# Activity
Your answer is a number only: how many lines in the data below contain "JSON"?

# Information provided

————————

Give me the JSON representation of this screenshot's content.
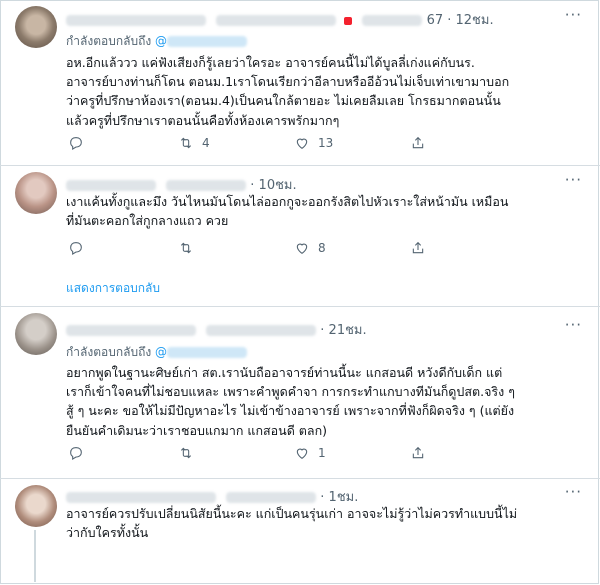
{
  "tweets": [
    {
      "time": "· 12ชม.",
      "count_fragment": "67",
      "replying_label": "กำลังตอบกลับถึง",
      "mention": "@",
      "lines": [
        "อห.อีกแล้ววว แค่ฟังเสียงก็รู้เลยว่าใครอะ อาจารย์คนนี้ไม่ได้บูลลี่เก่งแค่กับนร.",
        "อาจารย์บางท่านก็โดน ตอนม.1เราโดนเรียกว่าอีลาบหรืออีอ้วนไม่เจ็บเท่าเขามาบอก",
        "ว่าครูที่ปรึกษาห้องเรา(ตอนม.4)เป็นคนใกล้ตายอะ ไม่เคยลืมเลย โกรธมากตอนนั้น",
        "แล้วครูที่ปรึกษาเราตอนนั้นคือทั้งห้องเคารพรักมากๆ"
      ],
      "retweets": "4",
      "likes": "13"
    },
    {
      "time": "· 10ชม.",
      "lines": [
        "เงาแค้นทั้งกูและมึง วันไหนมันโดนไล่ออกกูจะออกรังสิตไปหัวเราะใส่หน้ามัน เหมือน",
        "ที่มันตะคอกใส่กูกลางแถว ควย"
      ],
      "retweets": "",
      "likes": "8",
      "show_replies": "แสดงการตอบกลับ"
    },
    {
      "time": "· 21ชม.",
      "replying_label": "กำลังตอบกลับถึง",
      "mention": "@",
      "lines": [
        "อยากพูดในฐานะศิษย์เก่า สต.เรานับถืออาจารย์ท่านนี้นะ แกสอนดี หวังดีกับเด็ก แต่",
        "เราก็เข้าใจคนที่ไม่ชอบแหละ เพราะคำพูดคำจา การกระทำแกบางทีมันก็ดูปสต.จริง ๆ",
        "สู้ ๆ นะคะ ขอให้ไม่มีปัญหาอะไร ไม่เข้าข้างอาจารย์ เพราะจากที่ฟังก็ผิดจริง ๆ (แต่ยัง",
        "ยืนยันคำเดิมนะว่าเราชอบแกมาก แกสอนดี ตลก)"
      ],
      "retweets": "",
      "likes": "1"
    },
    {
      "time": "· 1ชม.",
      "lines": [
        "อาจารย์ควรปรับเปลี่ยนนิสัยนี้นะคะ  แก่เป็นคนรุ่นเก่า อาจจะไม่รู้ว่าไม่ควรทำแบบนี้ไม่",
        "ว่ากับใครทั้งนั้น"
      ]
    }
  ],
  "icons": {
    "reply": "reply-icon",
    "retweet": "retweet-icon",
    "like": "heart-icon",
    "share": "share-icon",
    "more": "more-icon"
  },
  "colors": {
    "link": "#1d9bf0",
    "muted": "#536471",
    "text": "#0f1419"
  }
}
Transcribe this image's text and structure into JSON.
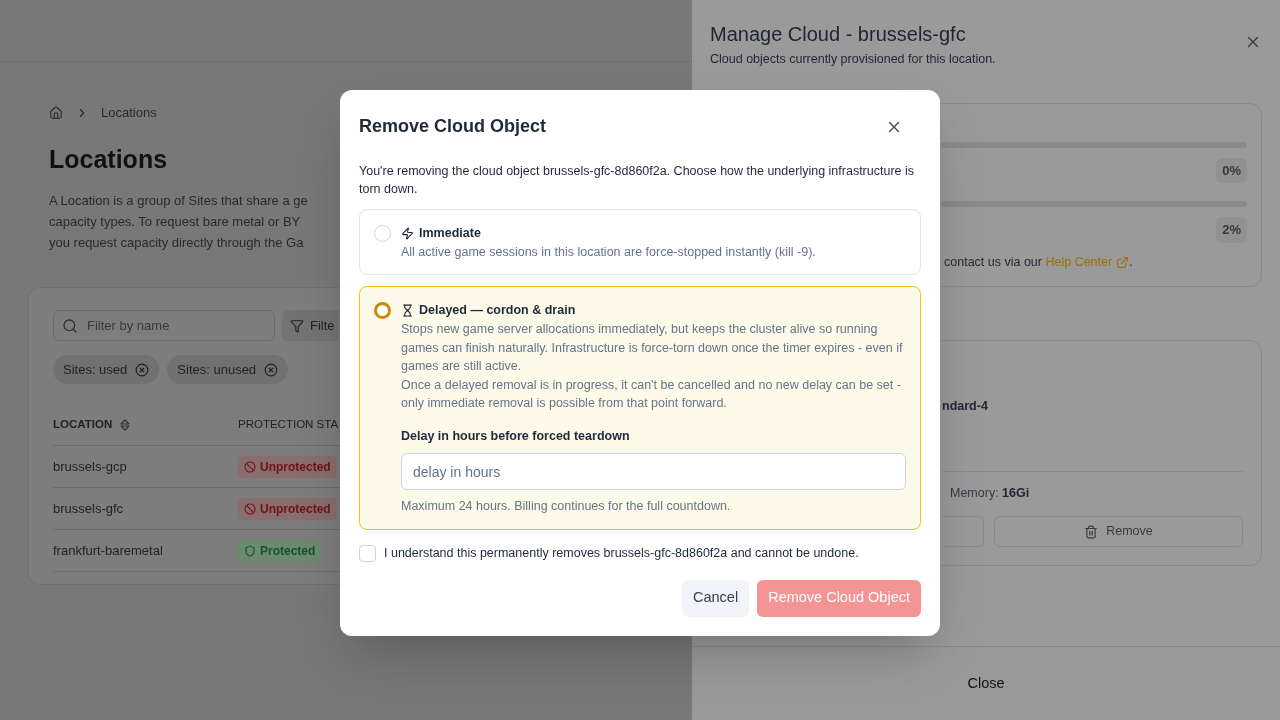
{
  "page": {
    "breadcrumb": [
      "Locations"
    ],
    "title": "Locations",
    "description_lines": [
      "A Location is a group of Sites that share a ge",
      "capacity types. To request bare metal or BY",
      "you request capacity directly through the Ga"
    ],
    "search": {
      "placeholder": "Filter by name"
    },
    "filter_button": "Filte",
    "chips": [
      "Sites: used",
      "Sites: unused"
    ],
    "table": {
      "columns": [
        {
          "label": "LOCATION",
          "sortable": true
        },
        {
          "label": "PROTECTION STA",
          "sortable": false
        }
      ],
      "rows": [
        {
          "location": "brussels-gcp",
          "protection": {
            "kind": "unprotected",
            "label": "Unprotected"
          }
        },
        {
          "location": "brussels-gfc",
          "protection": {
            "kind": "unprotected",
            "label": "Unprotected"
          }
        },
        {
          "location": "frankfurt-baremetal",
          "protection": {
            "kind": "protected",
            "label": "Protected"
          }
        }
      ]
    }
  },
  "drawer": {
    "title": "Manage Cloud - brussels-gfc",
    "subtitle": "Cloud objects currently provisioned for this location.",
    "usage": [
      {
        "reading": "0%"
      },
      {
        "reading": "2%"
      }
    ],
    "help": {
      "text": "contact us via our",
      "link": "Help Center",
      "end": "."
    },
    "object": {
      "machine": "ndard-4",
      "memory_label": "Memory:",
      "memory_value": "16Gi",
      "remove_button": "Remove"
    },
    "close_button": "Close"
  },
  "dialog": {
    "title": "Remove Cloud Object",
    "description": "You're removing the cloud object brussels-gfc-8d860f2a. Choose how the underlying infrastructure is torn down.",
    "options": [
      {
        "kind": "immediate",
        "label": "Immediate",
        "selected": false,
        "paragraphs": [
          "All active game sessions in this location are force-stopped instantly (kill -9)."
        ]
      },
      {
        "kind": "delayed",
        "label": "Delayed — cordon & drain",
        "selected": true,
        "paragraphs": [
          "Stops new game server allocations immediately, but keeps the cluster alive so running games can finish naturally. Infrastructure is force-torn down once the timer expires - even if games are still active.",
          "Once a delayed removal is in progress, it can't be cancelled and no new delay can be set - only immediate removal is possible from that point forward."
        ],
        "field": {
          "label": "Delay in hours before forced teardown",
          "placeholder": "delay in hours",
          "hint": "Maximum 24 hours. Billing continues for the full countdown."
        }
      }
    ],
    "confirm": {
      "label": "I understand this permanently removes brussels-gfc-8d860f2a and cannot be undone.",
      "checked": false
    },
    "cancel_button": "Cancel",
    "remove_button": {
      "label": "Remove Cloud Object",
      "disabled": true
    }
  }
}
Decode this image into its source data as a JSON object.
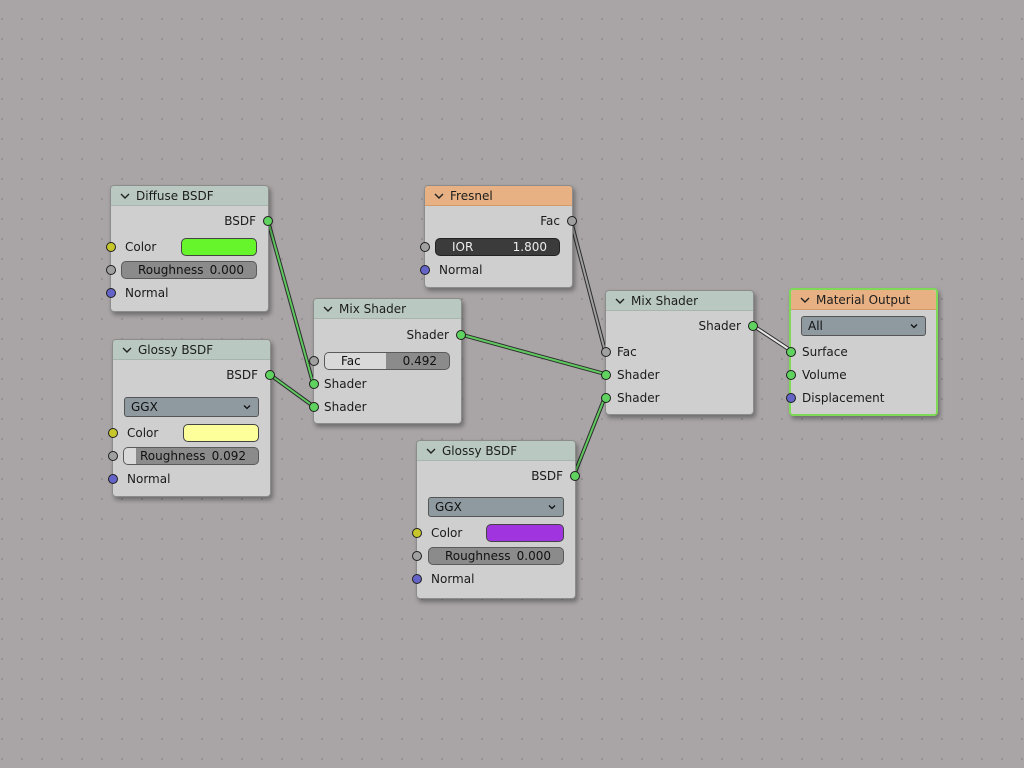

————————

# The completed task
3